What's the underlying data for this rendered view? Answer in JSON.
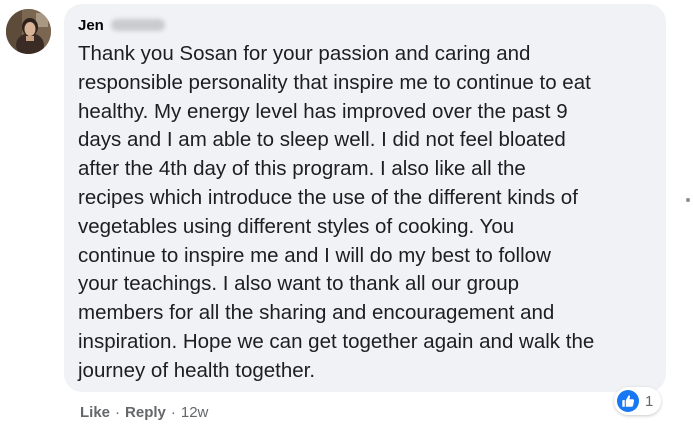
{
  "comment": {
    "author": "Jen",
    "text_lines": [
      "Thank you Sosan for your passion and caring and",
      "responsible personality that inspire me to continue to eat",
      "healthy. My energy level has improved over the past 9",
      "days and I am able to sleep well. I did not feel bloated",
      "after the 4th day of this program. I also like all the",
      "recipes which introduce the use of the different kinds of",
      "vegetables using different styles of cooking. You",
      "continue to inspire me and I will do my best to follow",
      "your teachings. I also want to thank all our group",
      "members for all the sharing and encouragement and",
      "inspiration. Hope we can get together again and walk the",
      "journey of health together."
    ],
    "reactions": {
      "icon": "like-icon",
      "count": "1"
    }
  },
  "actions": {
    "like_label": "Like",
    "separator": "·",
    "reply_label": "Reply",
    "timestamp": "12w"
  },
  "colors": {
    "bubble_bg": "#f0f2f5",
    "text": "#1c1e21",
    "muted": "#65676b",
    "like_blue": "#1877f2"
  }
}
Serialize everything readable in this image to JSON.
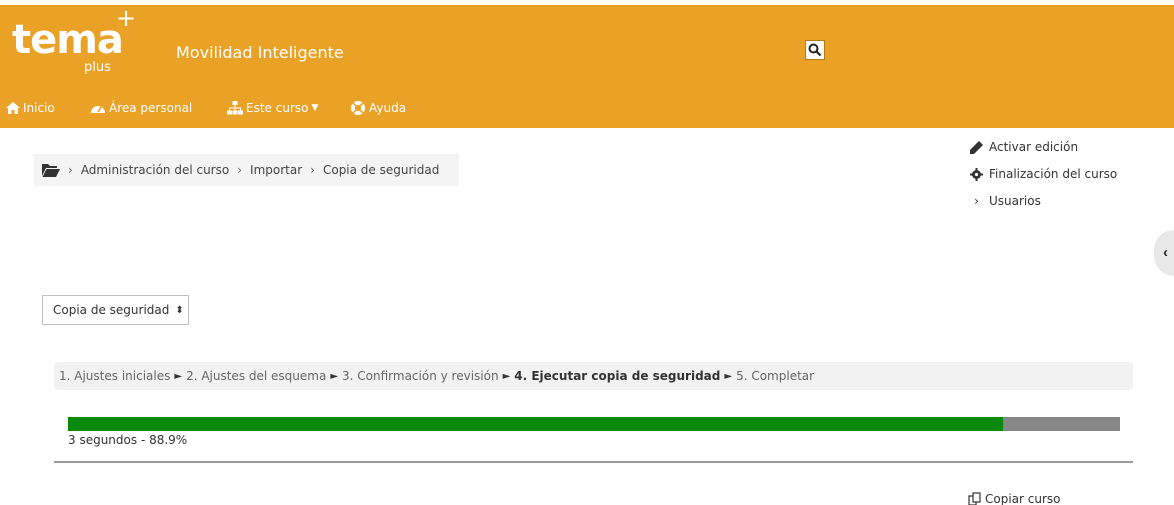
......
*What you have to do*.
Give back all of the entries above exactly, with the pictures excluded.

*Solution*.
What's the underlying data for this rendered view? Answer in JSON.
{
  "comment": {
    "author": "Jen",
    "text_lines": [
      "Thank you Sosan for your passion and caring and",
      "responsible personality that inspire me to continue to eat",
      "healthy. My energy level has improved over the past 9",
      "days and I am able to sleep well. I did not feel bloated",
      "after the 4th day of this program. I also like all the",
      "recipes which introduce the use of the different kinds of",
      "vegetables using different styles of cooking. You",
      "continue to inspire me and I will do my best to follow",
      "your teachings. I also want to thank all our group",
      "members for all the sharing and encouragement and",
      "inspiration. Hope we can get together again and walk the",
      "journey of health together."
    ],
    "reactions": {
      "icon": "like-icon",
      "count": "1"
    }
  },
  "actions": {
    "like_label": "Like",
    "separator": "·",
    "reply_label": "Reply",
    "timestamp": "12w"
  },
  "colors": {
    "bubble_bg": "#f0f2f5",
    "text": "#1c1e21",
    "muted": "#65676b",
    "like_blue": "#1877f2"
  }
}
Serialize everything readable in this image to JSON.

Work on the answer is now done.